A majority of Americans now support police reform measures like chokehold bans, demilitarization of domestic law enforcement, and the prioritization of investigating violent crimes instead of misdemeanor offenses.*
But, perhaps more significantly, a Pew poll recently found two-thirds of Americans oppose qualified immunity, the legal doctrine that makes it difficult to sue police officers when they violate your rights. Until recently, discussion of qualified immunity was confined largely to legal circles and to magazines like Reason. Now, it appears the doctrine—and opposition to it—have simultaneously gone mainstream.
Qualified immunity shields public officials from being held liable in federal civil suits if their misconduct did not exist near-identically in a court precedent prior to the alleged incident. Created by Harlow v. Fitzgerald (1982), the doctrine has stripped Americans of their right to sue civil servants even in the most egregious of instances.
In theory, the doctrine provides public officials with fair warning of what is and is not acceptable conduct and thereby allows them to do their jobs without fear of being sued. How does the doctrine actually work? Let's consider the case of two cops from Fresno, California, who allegedly stole $225,000 while executing a search warrant.
When deciding if the victims would be allowed to sue the officers, the judiciary condemned the stealing as indefensible but still protected the officers from any lawsuits. Although "the City Officers ought to have recognized that the alleged theft was morally wrong," wrote the U.S. Court of Appeals for the 9th Circuit, it decided that the officers "did not have clear notice that it violated the Fourth Amendment."
Put more plainly: You and I know stealing is wrong, and the cops definitely should've known stealing is wrong. But even if they did know that, they couldn't be held liable for violating the Fourth Amendment protections against government theft because there was no specific legal precedent declaring that it is unconstitutional for cops in a situation exactly like theirs to steal from the people they are sworn to protect and serve.
There are plenty of examples of qualified immunity protecting awful government behavior: The sheriff's deputy who shot a 10-year-old; the cop who shot a 15-year-old; the officers who assaulted and arrested a man for standing outside of his own house; the prison guards who locked a naked inmate in cells filled with raw sewage and "massive amounts" of human feces; the cops who sicced a police dog on a surrendering suspect; the officer who body-slammed a 130-pound woman after she disobeyed his command to "get back there."
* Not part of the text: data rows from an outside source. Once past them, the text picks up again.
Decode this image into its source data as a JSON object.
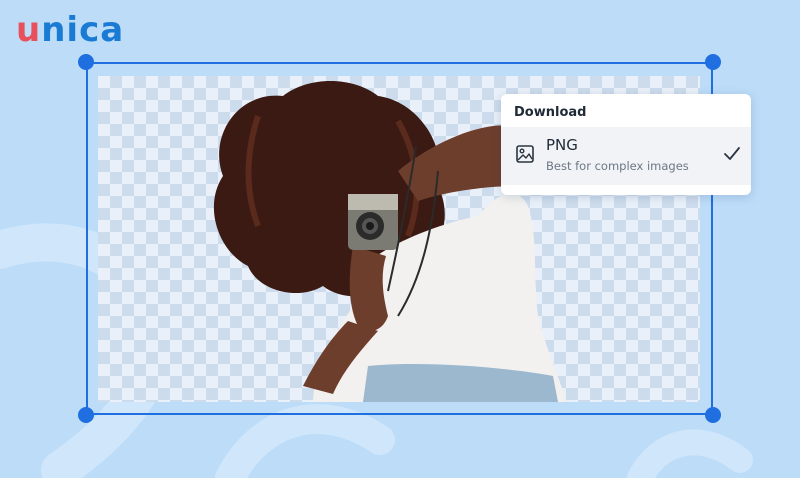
{
  "logo": {
    "first_letter": "u",
    "rest": "nica",
    "colors": {
      "u": "#e8505b",
      "nica": "#1a7bd4"
    }
  },
  "canvas": {
    "background": "transparent-checkerboard",
    "selection_color": "#1f6fe0"
  },
  "download_menu": {
    "title": "Download",
    "option": {
      "icon": "image-icon",
      "name": "PNG",
      "description": "Best for complex images",
      "selected": true,
      "selected_icon": "checkmark-icon"
    }
  }
}
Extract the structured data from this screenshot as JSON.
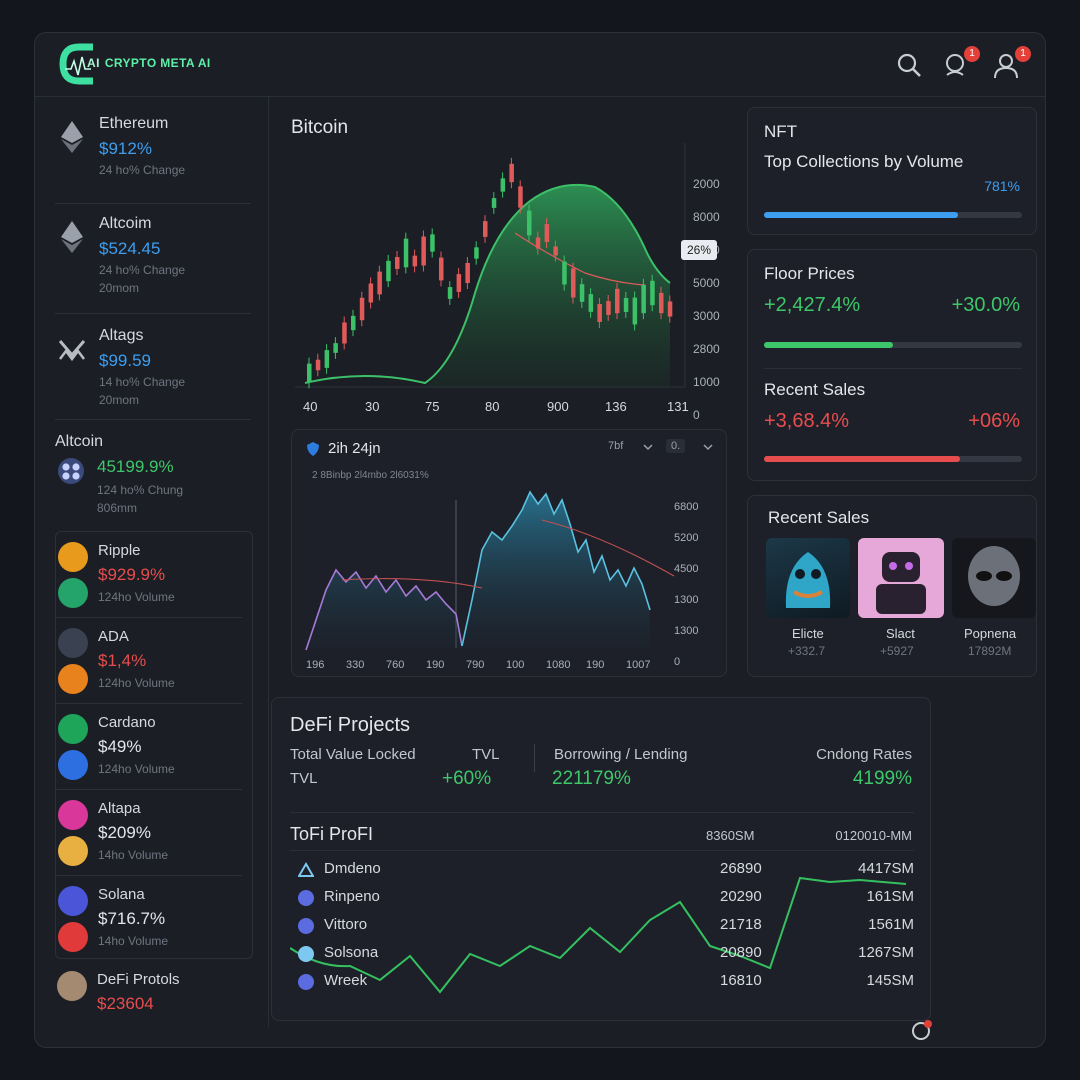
{
  "header": {
    "brand_prefix": "AI",
    "brand_name": "CRYPTO META AI",
    "notifications_badge": "1",
    "profile_badge": "1"
  },
  "sidebar": {
    "top_coins": [
      {
        "name": "Ethereum",
        "price": "$912%",
        "sub": "24 ho% Change",
        "sub2": "",
        "icon": "ethereum-icon"
      },
      {
        "name": "Altcoim",
        "price": "$524.45",
        "sub": "24 ho% Change",
        "sub2": "20mom",
        "icon": "altcoin-diamond-icon"
      },
      {
        "name": "Altags",
        "price": "$99.59",
        "sub": "14 ho% Change",
        "sub2": "20mom",
        "icon": "altags-icon"
      }
    ],
    "altcoin": {
      "title": "Altcoin",
      "value": "45199.9%",
      "sub": "124 ho% Chung",
      "sub2": "806mm"
    },
    "coins": [
      {
        "name": "Ripple",
        "value": "$929.9%",
        "vol": "124ho Volume",
        "color": "#e84d4d",
        "c1": "#e89a1c",
        "c2": "#24a36a"
      },
      {
        "name": "ADA",
        "value": "$1,4%",
        "vol": "124ho Volume",
        "color": "#e84d4d",
        "c1": "#3a4150",
        "c2": "#e8821c"
      },
      {
        "name": "Cardano",
        "value": "$49%",
        "vol": "124ho Volume",
        "color": "#e3e6ea",
        "c1": "#1fa55a",
        "c2": "#2d6fe0"
      },
      {
        "name": "Altapa",
        "value": "$209%",
        "vol": "14ho Volume",
        "color": "#e3e6ea",
        "c1": "#d9379a",
        "c2": "#e8b040"
      },
      {
        "name": "Solana",
        "value": "$716.7%",
        "vol": "14ho Volume",
        "color": "#e3e6ea",
        "c1": "#4a55d8",
        "c2": "#e03a3a"
      },
      {
        "name": "DeFi Protols",
        "value": "$23604",
        "vol": "",
        "color": "#e84d4d",
        "c1": "#a38a70",
        "c2": ""
      }
    ]
  },
  "bitcoin_chart": {
    "title": "Bitcoin",
    "price_tag": "26%",
    "y_labels": [
      "2000",
      "8000",
      "0800",
      "5000",
      "3000",
      "2800",
      "1000",
      "0"
    ],
    "x_labels": [
      "40",
      "30",
      "75",
      "80",
      "900",
      "136",
      "131"
    ]
  },
  "area_chart": {
    "title": "2ih 24jn",
    "subtitle": "2 8Binbp 2l4mbo 2l6031%",
    "control1": "7bf",
    "control2": "0.",
    "y_labels": [
      "6800",
      "5200",
      "4500",
      "1300",
      "1300",
      "0"
    ],
    "x_labels": [
      "196",
      "330",
      "760",
      "190",
      "790",
      "100",
      "1080",
      "190",
      "1007"
    ]
  },
  "nft": {
    "title": "NFT",
    "subtitle": "Top Collections by Volume",
    "percent": "781%",
    "progress": 0.75
  },
  "floor": {
    "title": "Floor Prices",
    "left_value": "+2,427.4%",
    "right_value": "+30.0%",
    "progress": 0.5,
    "recent_title": "Recent Sales",
    "recent_left": "+3,68.4%",
    "recent_right": "+06%",
    "recent_progress": 0.76
  },
  "recent_sales": {
    "title": "Recent Sales",
    "items": [
      {
        "name": "Elicte",
        "value": "+332.7"
      },
      {
        "name": "Slact",
        "value": "+5927"
      },
      {
        "name": "Popnena",
        "value": "17892M"
      }
    ]
  },
  "defi": {
    "title": "DeFi Projects",
    "tvl_label": "Total Value Locked",
    "tvl_short": "TVL",
    "tvl_label2": "TVL",
    "tvl_value": "+60%",
    "borrow_label": "Borrowing / Lending",
    "borrow_value": "221179%",
    "rates_label": "Cndong Rates",
    "rates_value": "4199%",
    "table_title": "ToFi ProFI",
    "col1": "8360SM",
    "col2": "0120010-MM",
    "rows": [
      {
        "name": "Dmdeno",
        "v1": "26890",
        "v2": "4417SM",
        "icon_color": "#7dc8f0"
      },
      {
        "name": "Rinpeno",
        "v1": "20290",
        "v2": "161SM",
        "icon_color": "#5b6be0"
      },
      {
        "name": "Vittoro",
        "v1": "21718",
        "v2": "1561M",
        "icon_color": "#5b6be0"
      },
      {
        "name": "Solsona",
        "v1": "20890",
        "v2": "1267SM",
        "icon_color": "#7dc8f0"
      },
      {
        "name": "Wreek",
        "v1": "16810",
        "v2": "145SM",
        "icon_color": "#5b6be0"
      }
    ]
  }
}
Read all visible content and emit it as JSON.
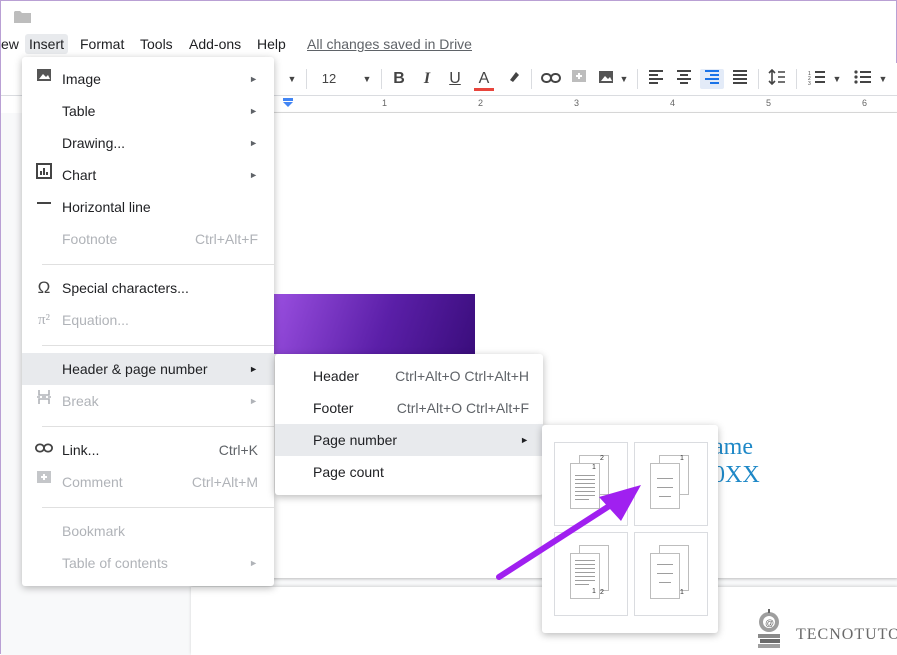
{
  "menubar": {
    "items": [
      "ew",
      "Insert",
      "Format",
      "Tools",
      "Add-ons",
      "Help"
    ],
    "saved_status": "All changes saved in Drive"
  },
  "toolbar": {
    "font_size": "12"
  },
  "ruler": {
    "ticks": [
      "1",
      "2",
      "3",
      "4",
      "5",
      "6"
    ]
  },
  "document": {
    "text_line1": "ame",
    "text_line2": "0XX"
  },
  "insert_menu": {
    "items": [
      {
        "label": "Image",
        "icon": "image-icon",
        "submenu": true
      },
      {
        "label": "Table",
        "submenu": true
      },
      {
        "label": "Drawing...",
        "submenu": true
      },
      {
        "label": "Chart",
        "icon": "chart-icon",
        "submenu": true
      },
      {
        "label": "Horizontal line",
        "icon": "horizontal-line-icon"
      },
      {
        "label": "Footnote",
        "shortcut": "Ctrl+Alt+F",
        "disabled": true
      },
      {
        "label": "Special characters...",
        "icon": "omega-icon"
      },
      {
        "label": "Equation...",
        "icon": "pi-icon",
        "disabled": true
      },
      {
        "label": "Header & page number",
        "submenu": true,
        "highlighted": true
      },
      {
        "label": "Break",
        "icon": "break-icon",
        "submenu": true,
        "disabled": true
      },
      {
        "label": "Link...",
        "icon": "link-icon",
        "shortcut": "Ctrl+K"
      },
      {
        "label": "Comment",
        "icon": "comment-icon",
        "shortcut": "Ctrl+Alt+M",
        "disabled": true
      },
      {
        "label": "Bookmark",
        "disabled": true
      },
      {
        "label": "Table of contents",
        "submenu": true,
        "disabled": true
      }
    ]
  },
  "header_submenu": {
    "items": [
      {
        "label": "Header",
        "shortcut": "Ctrl+Alt+O Ctrl+Alt+H"
      },
      {
        "label": "Footer",
        "shortcut": "Ctrl+Alt+O Ctrl+Alt+F"
      },
      {
        "label": "Page number",
        "submenu": true,
        "highlighted": true
      },
      {
        "label": "Page count"
      }
    ]
  },
  "page_number_options": {
    "top_left_numbers": [
      "1",
      "2"
    ],
    "top_right_number": "1",
    "bottom_left_numbers": [
      "1",
      "2"
    ],
    "bottom_right_number": "1"
  },
  "watermark": {
    "brand": "TECNOTUTO"
  },
  "colors": {
    "arrow": "#a020f0",
    "accent_blue": "#1e88c7",
    "text_color_bar": "#e8453c"
  }
}
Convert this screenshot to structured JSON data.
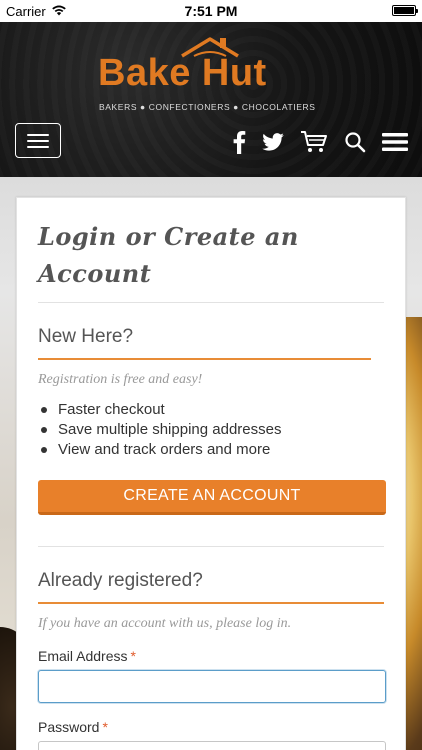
{
  "status_bar": {
    "carrier": "Carrier",
    "time": "7:51 PM"
  },
  "header": {
    "brand": "Bake Hut",
    "tagline": "BAKERS ● CONFECTIONERS ● CHOCOLATIERS",
    "icons": [
      "facebook-icon",
      "twitter-icon",
      "cart-icon",
      "search-icon",
      "menu-icon"
    ],
    "accent_color": "#e07a22"
  },
  "page": {
    "title_line1": "Login or Create an",
    "title_line2": "Account"
  },
  "new_here": {
    "heading": "New Here?",
    "subtext": "Registration is free and easy!",
    "bullets": [
      "Faster checkout",
      "Save multiple shipping addresses",
      "View and track orders and more"
    ],
    "button_label": "CREATE AN ACCOUNT"
  },
  "login": {
    "heading": "Already registered?",
    "subtext": "If you have an account with us, please log in.",
    "email_label": "Email Address",
    "password_label": "Password",
    "required_mark": "*",
    "email_value": "",
    "password_value": ""
  }
}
But while Americans appear to see the very obvious and well-documented issues with qualified immunity, Congress—the branch of government best positioned to abolish the practice—won't touch the topic with a 10-foot pole.
The legislative stagnation isn't for lack of trying. Rep. Justin Amash (L–Mich.) introduced legislation to eliminate qualified immunity. With Rep. Ayanna Pressley (D–Mass.) as his co-sponsor, the bill eventually picked up Republican support. Sen. Mike Braun (R–Ind.) followed suit and crafted his own legislation, which would grant qualified immunity only to officers whose conduct is expressly permitted by federal regulation, federal statutes, state statutes, or case law—essentially the opposite of the current approach.
President Donald Trump has dismissed these efforts to reform qualified immunity as unworthy of his consideration. He is the law-and-order president, and even though qualified immunity is an insult to both law and order, it is also an insult to police unions.
Should presumptive Democratic nominee Joe Biden win in November, it's not completely clear what he would do on the issue. "Vice President Biden thinks qualified immunity has gone too far and needs to be severely reined in," says Jamal Brown, National Press Secretary for the Biden campaign. "It should not protect officers who abuse their power." That statement echoes Biden's "Unity Task Force" recommendations, which were drawn up in coordination with Sen. Bernie Sanders (I–Vt.).
The former vice president has not offered concrete details on how his reforms will distinguish between officials who deserve protection from federal civil lawsuits, but his track record suggests he will go (almost) wherever center-leftists tell him to. In this case, everyone to the left of Trump overwhelmingly supports sunsetting the doctrine.
For now, though, it appears qualified immunity is poised to meet a rather typical fate, in that it will likely stay exactly as it is.
CORRECTION: The original version of this piece misstated the third poll's findings. A majority of Americans support prioritizing violent crimes over misdemeanor crimes, not victimless crimes.